------ STUDY MATERIAL ------

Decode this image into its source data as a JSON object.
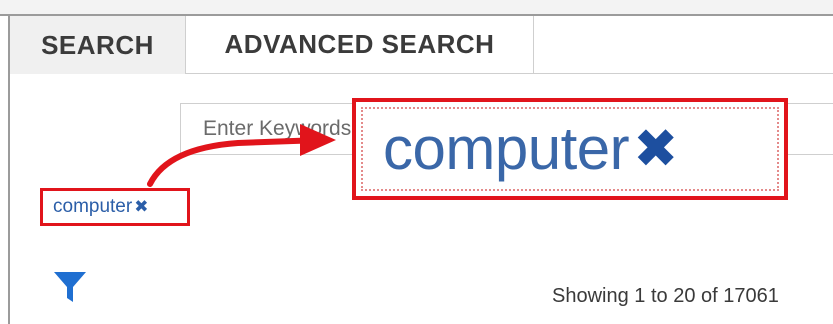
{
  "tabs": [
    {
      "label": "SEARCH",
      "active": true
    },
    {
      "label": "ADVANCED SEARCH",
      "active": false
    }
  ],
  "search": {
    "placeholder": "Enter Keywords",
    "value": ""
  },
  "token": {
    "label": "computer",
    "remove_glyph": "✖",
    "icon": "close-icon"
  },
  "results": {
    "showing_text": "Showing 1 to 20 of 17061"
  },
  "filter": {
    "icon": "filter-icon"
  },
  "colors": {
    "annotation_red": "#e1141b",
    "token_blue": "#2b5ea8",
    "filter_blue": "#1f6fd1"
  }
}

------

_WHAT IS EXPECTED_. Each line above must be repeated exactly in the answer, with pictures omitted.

_YOUR RESPONSE_.
Decode this image into its source data as a JSON object.
{
  "tabs": [
    {
      "label": "SEARCH",
      "active": true
    },
    {
      "label": "ADVANCED SEARCH",
      "active": false
    }
  ],
  "search": {
    "placeholder": "Enter Keywords",
    "value": ""
  },
  "token": {
    "label": "computer",
    "remove_glyph": "✖",
    "icon": "close-icon"
  },
  "results": {
    "showing_text": "Showing 1 to 20 of 17061"
  },
  "filter": {
    "icon": "filter-icon"
  },
  "colors": {
    "annotation_red": "#e1141b",
    "token_blue": "#2b5ea8",
    "filter_blue": "#1f6fd1"
  }
}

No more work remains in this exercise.